Keeper: Encrypt the Data on Your iPhone
Common sense should tell you that it’s risky storing highly sensitive data such as login IDs and credit card numbers on your iPhone or iPod touch, but if you insist, the best option I’ve found thus far is Callpod’s Keeper.
Keeper is a database for info that you need to keep to yourself. It’s simple to use and works effectively.
Setup is easy. Launch Keeper and enter a password. A solid password is one that is 6 or more digits long with a mix of alphanumeric and other characters. If you’re forgetful like me, use a “passphrase,” that’s easy to remember. For example, you might use something like “Ta50WtLYL!” Translation: “There are 50 Ways to Leave Your Lover!”
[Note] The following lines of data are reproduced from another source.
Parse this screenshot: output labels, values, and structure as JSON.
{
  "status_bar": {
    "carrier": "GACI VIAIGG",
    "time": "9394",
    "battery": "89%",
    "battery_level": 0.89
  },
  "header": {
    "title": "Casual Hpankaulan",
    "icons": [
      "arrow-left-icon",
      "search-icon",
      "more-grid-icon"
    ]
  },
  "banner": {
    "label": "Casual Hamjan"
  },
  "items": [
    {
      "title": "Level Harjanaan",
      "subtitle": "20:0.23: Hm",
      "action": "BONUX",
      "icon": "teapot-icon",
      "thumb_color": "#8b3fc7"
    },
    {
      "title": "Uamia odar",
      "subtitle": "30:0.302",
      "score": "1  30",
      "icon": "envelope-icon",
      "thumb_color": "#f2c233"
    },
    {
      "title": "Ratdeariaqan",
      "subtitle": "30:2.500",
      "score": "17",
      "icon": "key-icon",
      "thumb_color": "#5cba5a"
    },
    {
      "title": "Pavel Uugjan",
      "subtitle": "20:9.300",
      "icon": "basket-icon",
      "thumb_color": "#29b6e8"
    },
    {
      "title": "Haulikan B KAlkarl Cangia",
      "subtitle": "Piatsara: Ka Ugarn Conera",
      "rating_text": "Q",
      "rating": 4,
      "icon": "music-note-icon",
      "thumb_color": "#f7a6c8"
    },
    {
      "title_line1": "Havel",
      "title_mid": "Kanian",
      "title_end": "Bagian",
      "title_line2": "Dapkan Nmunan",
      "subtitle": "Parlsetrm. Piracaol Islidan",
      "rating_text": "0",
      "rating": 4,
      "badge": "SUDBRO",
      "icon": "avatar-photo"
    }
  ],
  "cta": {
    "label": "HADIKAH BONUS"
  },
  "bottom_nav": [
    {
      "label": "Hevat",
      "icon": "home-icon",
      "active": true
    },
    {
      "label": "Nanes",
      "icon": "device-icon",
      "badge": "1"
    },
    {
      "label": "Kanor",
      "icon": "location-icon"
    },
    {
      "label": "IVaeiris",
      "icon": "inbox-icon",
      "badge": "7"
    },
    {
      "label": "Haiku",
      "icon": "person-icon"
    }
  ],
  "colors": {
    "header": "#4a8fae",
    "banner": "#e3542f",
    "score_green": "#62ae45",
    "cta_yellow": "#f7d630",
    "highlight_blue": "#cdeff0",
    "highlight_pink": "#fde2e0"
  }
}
Next, tap the + in the upper left corner and start entering your data into the fields provided. Say, it’s: Sears Mastercard, Name on the Account, Credit Card Number and Notes, if needed. Save, and that’s pretty much it. Sears Master Card will appear on your All Records list, which is sorted alphabetically. Tap the Recent icon on the bottom of the screen to see your latest entries.
If you have a long list of items, you can do a search from the bar at the top of the screen.
What matters most with an app like this are its security features beyond merely creating a password. Options for security, FTP export/import and for configuring field names and headers, are all accessible from the Options icon on the menu bar.
Keeper’s security options are to enable/disable encryption, self-destruct mode and password reset. This app uses 128-bit encryption to encrypt your data, which is about as good as it gets short of something a spy agency might use. It would take significant amount of computing power and several years to crack it.
As an additional layer of security, Keeper has a self-destruct feature that will wipe all your data after five unsuccessful attempts to enter your password. That’s not likely to be a problem for you–at least not, if you’ve backed up your data.
To backup, you have two options: The first is to back it up to your desktop using iTunes. The second is to export it via FTP to a server. I tried encrypted export and import and it worked without a hitch. Your data is never stored on one of Callpod’s servers, which is how it should be.
In its FAQ, Callpod says it plans to release desktop widgets for Mac OS and Windows so less-sophisticated users won’t need to learn how to use an FTP client.
As for the FAQ, it explains well what you need to know about using Keeper and that’s where you should start first.